Work to complete:
From the records below, pull each line that has "akcję".

Listed records:
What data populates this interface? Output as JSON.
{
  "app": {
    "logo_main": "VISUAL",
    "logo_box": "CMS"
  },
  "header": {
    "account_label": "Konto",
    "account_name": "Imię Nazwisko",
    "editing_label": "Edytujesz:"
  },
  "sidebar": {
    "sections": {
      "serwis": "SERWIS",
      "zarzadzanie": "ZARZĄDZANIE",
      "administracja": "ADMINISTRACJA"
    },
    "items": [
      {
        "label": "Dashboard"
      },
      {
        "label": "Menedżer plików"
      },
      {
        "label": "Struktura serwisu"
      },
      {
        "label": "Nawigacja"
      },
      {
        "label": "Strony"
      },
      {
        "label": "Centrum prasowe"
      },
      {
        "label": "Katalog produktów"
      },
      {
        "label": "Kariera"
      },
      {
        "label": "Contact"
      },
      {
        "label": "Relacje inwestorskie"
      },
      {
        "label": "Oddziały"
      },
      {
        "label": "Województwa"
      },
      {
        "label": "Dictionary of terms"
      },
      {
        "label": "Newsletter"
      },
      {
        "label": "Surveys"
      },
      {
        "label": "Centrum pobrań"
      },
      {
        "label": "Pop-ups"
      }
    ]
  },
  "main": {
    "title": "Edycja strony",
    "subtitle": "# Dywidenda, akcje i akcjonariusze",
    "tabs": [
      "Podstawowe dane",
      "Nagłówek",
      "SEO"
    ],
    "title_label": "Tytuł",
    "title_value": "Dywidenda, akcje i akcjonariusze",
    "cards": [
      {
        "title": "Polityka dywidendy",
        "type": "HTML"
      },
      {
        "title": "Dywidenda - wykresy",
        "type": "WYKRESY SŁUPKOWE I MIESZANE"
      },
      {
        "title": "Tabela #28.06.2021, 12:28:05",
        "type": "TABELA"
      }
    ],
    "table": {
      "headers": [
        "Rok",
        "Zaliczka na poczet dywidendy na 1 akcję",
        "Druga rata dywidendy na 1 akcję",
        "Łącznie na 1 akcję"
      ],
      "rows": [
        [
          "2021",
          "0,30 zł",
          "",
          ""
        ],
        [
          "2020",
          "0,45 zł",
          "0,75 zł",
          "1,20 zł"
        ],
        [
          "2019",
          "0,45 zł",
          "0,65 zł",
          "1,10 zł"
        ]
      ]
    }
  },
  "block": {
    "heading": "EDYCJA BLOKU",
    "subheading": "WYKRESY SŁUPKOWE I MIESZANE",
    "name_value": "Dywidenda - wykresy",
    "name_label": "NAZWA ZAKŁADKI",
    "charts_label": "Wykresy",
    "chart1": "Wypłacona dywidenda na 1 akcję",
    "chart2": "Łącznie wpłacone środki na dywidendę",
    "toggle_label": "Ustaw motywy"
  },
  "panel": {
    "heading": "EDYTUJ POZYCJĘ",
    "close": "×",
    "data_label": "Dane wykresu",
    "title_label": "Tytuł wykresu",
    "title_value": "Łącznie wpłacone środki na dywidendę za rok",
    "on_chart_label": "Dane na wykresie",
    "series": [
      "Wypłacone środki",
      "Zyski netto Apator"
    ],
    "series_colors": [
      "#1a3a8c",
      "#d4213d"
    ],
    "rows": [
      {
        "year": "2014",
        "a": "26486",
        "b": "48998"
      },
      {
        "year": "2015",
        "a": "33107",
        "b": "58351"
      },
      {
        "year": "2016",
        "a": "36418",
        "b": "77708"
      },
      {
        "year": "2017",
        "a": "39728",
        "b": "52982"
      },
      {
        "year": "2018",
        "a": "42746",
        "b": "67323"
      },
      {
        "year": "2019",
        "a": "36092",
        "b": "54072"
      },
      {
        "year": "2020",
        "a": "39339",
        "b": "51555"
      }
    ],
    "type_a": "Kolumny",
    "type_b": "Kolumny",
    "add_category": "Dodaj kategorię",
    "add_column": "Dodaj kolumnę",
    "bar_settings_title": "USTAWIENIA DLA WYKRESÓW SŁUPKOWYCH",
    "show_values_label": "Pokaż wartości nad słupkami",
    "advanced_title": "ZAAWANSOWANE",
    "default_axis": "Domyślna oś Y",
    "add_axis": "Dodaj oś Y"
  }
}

Result:
        "Zaliczka na poczet dywidendy na 1 akcję",
        "Druga rata dywidendy na 1 akcję",
        "Łącznie na 1 akcję"
    "chart1": "Wypłacona dywidenda na 1 akcję",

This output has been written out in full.